If your drone does damage to someone else’s property or causes injury, or you’re sued for invasion of privacy, the liability coverage of your policy would protect you up to its defined limits. Liability coverage pays medical bills, legal costs, and costs of repairing or replacing damaged property. However, you could still end up paying out of pocket if your liability coverage isn’t enough to offset the damage or medical costs incurred.
We recommend people who have significant assets carry more liability coverage, as they have more to lose in a lawsuit. One way to increase your liability coverage is by purchasing an umbrella policy, which goes into effect after your homeowners liability coverage is exhausted.
How Do You File a Claim?
If your drone is stolen, contact the police as soon as possible to file a police report and be sure to ask for a copy of the report for your insurer and personal records. If your drone is damaged by a covered common peril, photograph the damage done to your drone as well as the source and try to preserve as much evidence as possible.

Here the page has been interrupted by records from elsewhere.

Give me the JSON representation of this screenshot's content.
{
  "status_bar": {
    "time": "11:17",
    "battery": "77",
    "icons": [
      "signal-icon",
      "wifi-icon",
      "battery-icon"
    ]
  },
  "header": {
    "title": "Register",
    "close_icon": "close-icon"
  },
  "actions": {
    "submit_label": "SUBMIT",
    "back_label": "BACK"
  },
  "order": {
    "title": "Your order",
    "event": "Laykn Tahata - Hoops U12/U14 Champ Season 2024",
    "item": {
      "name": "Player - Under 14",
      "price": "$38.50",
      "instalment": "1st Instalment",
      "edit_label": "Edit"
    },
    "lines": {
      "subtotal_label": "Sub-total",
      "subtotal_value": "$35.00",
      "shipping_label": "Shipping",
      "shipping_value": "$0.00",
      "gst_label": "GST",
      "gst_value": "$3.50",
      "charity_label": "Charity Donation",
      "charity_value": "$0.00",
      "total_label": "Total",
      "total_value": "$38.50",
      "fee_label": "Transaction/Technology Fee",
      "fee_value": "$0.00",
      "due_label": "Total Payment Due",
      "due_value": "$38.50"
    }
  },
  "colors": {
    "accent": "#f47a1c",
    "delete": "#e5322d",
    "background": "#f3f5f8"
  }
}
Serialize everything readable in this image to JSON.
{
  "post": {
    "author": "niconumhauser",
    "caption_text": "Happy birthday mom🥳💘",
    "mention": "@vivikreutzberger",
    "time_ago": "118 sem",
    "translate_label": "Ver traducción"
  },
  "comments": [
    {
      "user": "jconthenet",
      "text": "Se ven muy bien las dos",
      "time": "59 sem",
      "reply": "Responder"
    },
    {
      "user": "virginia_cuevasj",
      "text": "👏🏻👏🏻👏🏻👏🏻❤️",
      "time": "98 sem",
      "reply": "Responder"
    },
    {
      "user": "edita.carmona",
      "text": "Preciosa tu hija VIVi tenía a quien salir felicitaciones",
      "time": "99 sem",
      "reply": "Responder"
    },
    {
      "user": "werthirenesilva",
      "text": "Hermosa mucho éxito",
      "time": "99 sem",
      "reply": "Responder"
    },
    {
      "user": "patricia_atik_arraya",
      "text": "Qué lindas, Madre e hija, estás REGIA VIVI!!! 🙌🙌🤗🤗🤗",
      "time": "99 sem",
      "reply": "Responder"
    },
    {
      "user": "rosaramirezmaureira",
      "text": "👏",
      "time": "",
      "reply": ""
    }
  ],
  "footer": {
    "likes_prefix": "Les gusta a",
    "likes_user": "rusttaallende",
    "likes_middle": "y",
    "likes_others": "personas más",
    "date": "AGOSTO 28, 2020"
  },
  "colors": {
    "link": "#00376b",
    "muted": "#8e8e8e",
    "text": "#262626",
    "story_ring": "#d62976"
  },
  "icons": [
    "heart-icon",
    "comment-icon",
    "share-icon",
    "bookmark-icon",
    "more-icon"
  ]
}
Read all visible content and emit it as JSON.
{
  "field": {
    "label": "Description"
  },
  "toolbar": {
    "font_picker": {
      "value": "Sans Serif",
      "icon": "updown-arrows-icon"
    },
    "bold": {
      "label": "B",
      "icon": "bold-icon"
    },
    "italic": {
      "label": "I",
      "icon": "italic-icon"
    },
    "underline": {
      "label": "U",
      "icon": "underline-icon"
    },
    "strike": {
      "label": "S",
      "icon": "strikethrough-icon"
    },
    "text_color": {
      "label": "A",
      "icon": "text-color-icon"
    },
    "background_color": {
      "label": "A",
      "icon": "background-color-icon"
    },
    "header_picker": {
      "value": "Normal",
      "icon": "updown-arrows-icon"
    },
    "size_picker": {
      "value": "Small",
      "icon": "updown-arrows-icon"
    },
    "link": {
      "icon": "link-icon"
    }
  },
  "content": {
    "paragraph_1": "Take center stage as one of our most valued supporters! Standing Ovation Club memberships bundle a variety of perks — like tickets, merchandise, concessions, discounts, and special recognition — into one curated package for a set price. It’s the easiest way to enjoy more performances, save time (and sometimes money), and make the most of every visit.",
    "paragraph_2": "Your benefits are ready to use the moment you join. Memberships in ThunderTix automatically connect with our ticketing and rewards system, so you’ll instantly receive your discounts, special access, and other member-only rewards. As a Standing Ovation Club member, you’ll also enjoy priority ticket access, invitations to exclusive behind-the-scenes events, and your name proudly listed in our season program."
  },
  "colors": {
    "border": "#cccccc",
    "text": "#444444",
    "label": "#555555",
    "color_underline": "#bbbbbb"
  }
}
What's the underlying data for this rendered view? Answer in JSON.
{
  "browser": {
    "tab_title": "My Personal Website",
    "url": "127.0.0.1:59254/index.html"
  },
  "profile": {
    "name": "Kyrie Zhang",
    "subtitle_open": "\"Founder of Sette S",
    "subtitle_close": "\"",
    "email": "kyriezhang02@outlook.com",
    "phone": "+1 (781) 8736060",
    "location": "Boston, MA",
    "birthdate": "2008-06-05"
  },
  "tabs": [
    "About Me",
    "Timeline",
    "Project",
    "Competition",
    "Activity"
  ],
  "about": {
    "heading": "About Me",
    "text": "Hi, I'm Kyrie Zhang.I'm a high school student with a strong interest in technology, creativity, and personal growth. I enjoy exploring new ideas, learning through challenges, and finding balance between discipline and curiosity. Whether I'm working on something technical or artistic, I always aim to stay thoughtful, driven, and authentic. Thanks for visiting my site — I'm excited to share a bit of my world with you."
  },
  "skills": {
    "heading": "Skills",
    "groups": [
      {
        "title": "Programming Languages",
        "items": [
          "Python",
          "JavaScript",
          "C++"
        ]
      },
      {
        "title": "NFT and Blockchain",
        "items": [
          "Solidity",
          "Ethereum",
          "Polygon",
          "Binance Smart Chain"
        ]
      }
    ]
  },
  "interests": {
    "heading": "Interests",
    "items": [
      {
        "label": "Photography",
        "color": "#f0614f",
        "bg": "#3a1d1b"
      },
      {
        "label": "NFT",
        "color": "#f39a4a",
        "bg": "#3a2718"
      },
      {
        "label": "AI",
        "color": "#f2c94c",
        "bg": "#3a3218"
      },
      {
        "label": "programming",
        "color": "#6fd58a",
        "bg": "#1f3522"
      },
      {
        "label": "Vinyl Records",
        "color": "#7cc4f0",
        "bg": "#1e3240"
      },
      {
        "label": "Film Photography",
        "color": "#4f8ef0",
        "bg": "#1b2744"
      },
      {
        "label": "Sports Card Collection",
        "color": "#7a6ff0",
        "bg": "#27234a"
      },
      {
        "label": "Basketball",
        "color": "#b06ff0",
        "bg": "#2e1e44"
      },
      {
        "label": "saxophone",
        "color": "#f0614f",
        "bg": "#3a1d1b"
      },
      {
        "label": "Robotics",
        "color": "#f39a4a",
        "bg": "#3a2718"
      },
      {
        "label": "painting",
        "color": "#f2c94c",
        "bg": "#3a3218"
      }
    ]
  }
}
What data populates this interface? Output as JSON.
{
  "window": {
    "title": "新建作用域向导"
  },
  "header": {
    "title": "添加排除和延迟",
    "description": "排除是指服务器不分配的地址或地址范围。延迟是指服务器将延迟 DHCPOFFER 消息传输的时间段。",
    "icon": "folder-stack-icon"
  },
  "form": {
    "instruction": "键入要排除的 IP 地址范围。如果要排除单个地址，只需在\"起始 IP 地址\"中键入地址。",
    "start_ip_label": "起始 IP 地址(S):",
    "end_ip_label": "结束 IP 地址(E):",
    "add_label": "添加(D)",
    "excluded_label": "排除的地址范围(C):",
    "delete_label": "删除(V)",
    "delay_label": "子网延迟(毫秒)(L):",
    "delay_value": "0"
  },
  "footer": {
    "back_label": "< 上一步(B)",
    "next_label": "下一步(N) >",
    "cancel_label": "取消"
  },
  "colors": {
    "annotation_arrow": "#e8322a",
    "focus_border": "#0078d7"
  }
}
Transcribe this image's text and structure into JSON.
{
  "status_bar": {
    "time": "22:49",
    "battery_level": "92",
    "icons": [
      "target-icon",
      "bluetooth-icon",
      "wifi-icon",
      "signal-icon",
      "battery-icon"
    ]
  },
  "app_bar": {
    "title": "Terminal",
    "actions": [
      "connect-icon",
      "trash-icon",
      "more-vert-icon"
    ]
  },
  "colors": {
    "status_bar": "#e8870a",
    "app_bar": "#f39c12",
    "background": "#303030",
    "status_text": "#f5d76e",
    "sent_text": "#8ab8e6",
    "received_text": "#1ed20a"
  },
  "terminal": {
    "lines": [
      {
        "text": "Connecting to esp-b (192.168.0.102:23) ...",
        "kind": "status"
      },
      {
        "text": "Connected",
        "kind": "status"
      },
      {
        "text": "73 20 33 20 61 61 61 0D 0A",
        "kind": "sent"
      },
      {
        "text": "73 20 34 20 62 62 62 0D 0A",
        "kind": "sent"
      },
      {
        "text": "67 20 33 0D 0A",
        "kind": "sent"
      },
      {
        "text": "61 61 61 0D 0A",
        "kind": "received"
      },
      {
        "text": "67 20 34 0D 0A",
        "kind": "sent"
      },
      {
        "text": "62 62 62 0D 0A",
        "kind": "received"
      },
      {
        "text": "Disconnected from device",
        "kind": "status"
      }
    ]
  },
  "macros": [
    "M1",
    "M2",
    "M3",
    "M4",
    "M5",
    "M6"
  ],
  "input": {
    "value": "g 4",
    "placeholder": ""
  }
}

Next, you’ll want to contact your insurer to submit a claim. Your insurance may cover either the actual cash value of your drone or its replacement cost--depending on the type of policy you have. If you do decide to file a claim, it also helps if you have pictures of the drone from before it was damaged.
If an accident occurs in which you could be held liable for damages or medical costs, it’s your responsibility to contact your insurer as soon as possible. Likewise, if you are sued because of an invasion of privacy, it’s equally important to contact your insurer. Keep in mind that your insurance will not cover you in any situation where you willfully caused harm or broke the law; you’ll be covered if you inadvertently record someone, but not if you’re purposely spying on them.
When filing a claim, your insurer will send you forms to fill out to document the exact nature of the claim. Be sure to preserve as much evidence as possible and provide your insurer with any correspondence from third parties, such as information from attorneys or medical costs incurred by an injured person. You may also be required to show up in court or to a deposition if a lawsuit is brought against you.